Getting arrested for Driving Under the Influence (DUI) doesn't mean you have to lose your driver's license.

It doesn't mean that you have to plead guilty.

It doesn't mean that you are a bad person.

In California, a person accused of DUI is usually charged under both penal code sections 23152(a) and 23152(b). The 23152(a) count addresses the impairment caused by the substance the individual has in his or her system. The 23152(b) charges an individual with driving with a blood-alcohol level of .08% or higher. Whether an individual is found guilty or pleads guilty to one or both of these charges, the punishment is virtually the same.

A person charged with driving under the influence of a prescription drug or combination of prescription drugs will be charged under only penal code section 23152(a). Please see our section on Driving Under the Influence of Drugs for further explanation.

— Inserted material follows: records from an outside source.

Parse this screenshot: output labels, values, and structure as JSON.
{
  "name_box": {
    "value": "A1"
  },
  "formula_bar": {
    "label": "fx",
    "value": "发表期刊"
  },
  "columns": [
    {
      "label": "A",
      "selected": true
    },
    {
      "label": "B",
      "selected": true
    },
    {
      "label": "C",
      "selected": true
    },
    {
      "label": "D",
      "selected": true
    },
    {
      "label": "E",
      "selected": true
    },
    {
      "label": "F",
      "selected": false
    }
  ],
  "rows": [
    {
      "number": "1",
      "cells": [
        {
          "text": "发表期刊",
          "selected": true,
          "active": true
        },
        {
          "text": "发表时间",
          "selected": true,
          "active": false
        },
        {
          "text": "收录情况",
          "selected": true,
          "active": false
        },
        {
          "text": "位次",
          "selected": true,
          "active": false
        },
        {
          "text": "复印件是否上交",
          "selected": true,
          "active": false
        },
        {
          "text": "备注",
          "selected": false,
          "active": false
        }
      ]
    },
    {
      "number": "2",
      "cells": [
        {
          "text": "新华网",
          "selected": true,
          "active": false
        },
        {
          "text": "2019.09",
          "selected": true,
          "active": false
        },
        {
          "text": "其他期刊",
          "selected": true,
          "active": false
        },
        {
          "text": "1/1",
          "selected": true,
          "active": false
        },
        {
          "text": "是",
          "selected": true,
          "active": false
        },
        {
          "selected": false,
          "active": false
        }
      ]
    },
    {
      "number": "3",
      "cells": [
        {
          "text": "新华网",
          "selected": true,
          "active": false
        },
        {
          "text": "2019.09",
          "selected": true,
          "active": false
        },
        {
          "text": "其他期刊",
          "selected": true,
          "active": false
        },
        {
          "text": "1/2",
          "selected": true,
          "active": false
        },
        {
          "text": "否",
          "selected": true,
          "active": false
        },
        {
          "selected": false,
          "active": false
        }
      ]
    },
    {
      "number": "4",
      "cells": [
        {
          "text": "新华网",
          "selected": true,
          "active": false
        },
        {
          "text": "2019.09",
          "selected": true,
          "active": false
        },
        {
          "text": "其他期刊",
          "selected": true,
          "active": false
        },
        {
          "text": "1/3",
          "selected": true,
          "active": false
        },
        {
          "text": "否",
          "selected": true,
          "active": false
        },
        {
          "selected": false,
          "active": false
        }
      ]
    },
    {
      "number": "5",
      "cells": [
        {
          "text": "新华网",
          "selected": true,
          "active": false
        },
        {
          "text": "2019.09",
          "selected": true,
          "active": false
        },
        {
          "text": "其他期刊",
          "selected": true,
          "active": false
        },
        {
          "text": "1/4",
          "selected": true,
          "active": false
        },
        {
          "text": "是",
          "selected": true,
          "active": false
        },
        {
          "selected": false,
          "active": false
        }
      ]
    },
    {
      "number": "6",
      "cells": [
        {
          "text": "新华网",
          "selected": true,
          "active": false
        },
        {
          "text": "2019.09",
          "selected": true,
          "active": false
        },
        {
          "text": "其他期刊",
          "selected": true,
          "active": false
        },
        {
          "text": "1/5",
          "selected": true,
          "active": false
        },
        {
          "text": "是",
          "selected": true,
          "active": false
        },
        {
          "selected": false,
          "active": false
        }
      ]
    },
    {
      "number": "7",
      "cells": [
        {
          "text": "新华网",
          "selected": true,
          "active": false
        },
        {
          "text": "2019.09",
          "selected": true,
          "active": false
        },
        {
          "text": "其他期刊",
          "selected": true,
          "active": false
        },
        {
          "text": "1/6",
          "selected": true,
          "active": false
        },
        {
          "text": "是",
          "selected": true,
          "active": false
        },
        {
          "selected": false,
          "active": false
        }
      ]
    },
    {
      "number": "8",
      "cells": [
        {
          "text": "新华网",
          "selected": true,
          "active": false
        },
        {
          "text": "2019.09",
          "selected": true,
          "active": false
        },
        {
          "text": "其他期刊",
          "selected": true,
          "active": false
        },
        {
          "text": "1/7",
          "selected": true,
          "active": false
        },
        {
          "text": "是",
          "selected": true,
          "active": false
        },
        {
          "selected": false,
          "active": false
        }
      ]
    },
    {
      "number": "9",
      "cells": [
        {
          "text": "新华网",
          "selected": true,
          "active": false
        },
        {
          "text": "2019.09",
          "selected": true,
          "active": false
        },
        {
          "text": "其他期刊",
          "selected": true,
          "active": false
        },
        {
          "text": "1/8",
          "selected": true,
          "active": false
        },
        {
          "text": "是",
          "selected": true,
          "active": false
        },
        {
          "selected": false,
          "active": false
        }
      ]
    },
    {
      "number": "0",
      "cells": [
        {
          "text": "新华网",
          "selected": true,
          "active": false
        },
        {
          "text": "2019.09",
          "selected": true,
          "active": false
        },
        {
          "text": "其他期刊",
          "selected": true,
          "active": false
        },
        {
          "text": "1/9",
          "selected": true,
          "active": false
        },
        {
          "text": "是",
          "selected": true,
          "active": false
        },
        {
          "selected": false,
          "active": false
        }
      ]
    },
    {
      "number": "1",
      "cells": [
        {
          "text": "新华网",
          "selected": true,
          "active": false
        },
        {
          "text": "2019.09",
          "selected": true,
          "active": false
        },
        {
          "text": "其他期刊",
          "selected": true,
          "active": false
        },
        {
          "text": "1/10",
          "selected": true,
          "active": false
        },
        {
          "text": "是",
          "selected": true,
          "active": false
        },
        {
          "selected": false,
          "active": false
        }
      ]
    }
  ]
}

A first time DUI punishment includes, but is not limited to, three years of informal probation; fees and fines totaling approximately $2000; a three, six, or nine-month driver's safety class; and attendance at a Mother's Against Drunk Driving Victim Impact Panel.

A DUI Leads to Harsh Driving Restrictions in California

Probably the most difficult aspect of dealing with a first time DUI is the impact it has on a California Driver's License. The criminal court will impose a six-month license suspension, but allow a person to drive to and from work, in the course of business and to and from alcohol driver's safety classes. The DMV, separate from the court action, will suspend a person's ability to drive for four months, as in no driving anywhere. But, the DMV, in lieu of the four-month total suspension, will also allow that person to get a restricted license so a person can drive to and from work and in the course of business and to and from alcohol classes.

In order to obtain this restricted license, an individual must be enrolled in a three-month alcohol class and obtain an SR-22 (special liability insurance). The DMV will not force a person to suffer through a 30-day total suspension (no restriction) before he or she can obtain the restricted license. This restricted license will be in effect for five months or until the individual completes the driver's safety program (bringing the total DMV suspension to six months (30-day suspension plus five-month restricted license)). In Los Angeles County and several other counties in California, a DUI conviction will also result in the individual being forced to obtain an ignition interlock device in his or her car.

These punishments are often increased if there are aggravating circumstances such as a high blood alcohol concentration or if the charged individual was involved in an accident.

Subsequent DUIs Carry Greater Penalties

Subsequent convictions for driving under the influence carry greater penalties. A second conviction will result in increased jail time, a license suspension of one year and an 18-month multiple offender alcohol driving program. A third conviction results in a mandatory minimum of 120 days in jail and a fourth conviction within ten years is a felony.

The CA legislature has made the DUI Laws in California complex, convoluted and terribly punitive. DUI cases present a unique challenge to a criminal defendant because he or she must confront the DMV as well as the criminal court. While this process appears to violate the U.S. Constitution's prohibition against double jeopardy, courts have ruled it doesn't. Consequently, there are two ways an accused can lose his or her license and two ways an individual can get punished.

DUI Defense Attorney John D. Barnett Can Help

But these hurdles can be overcome. The attorneys at Law Office of John D. Barnett have a wealth of experience dealing with accusations of driving under the influence. From negotiating a better deal in the criminal court to saving your privilege to drive with the DMV, John Barnett will help.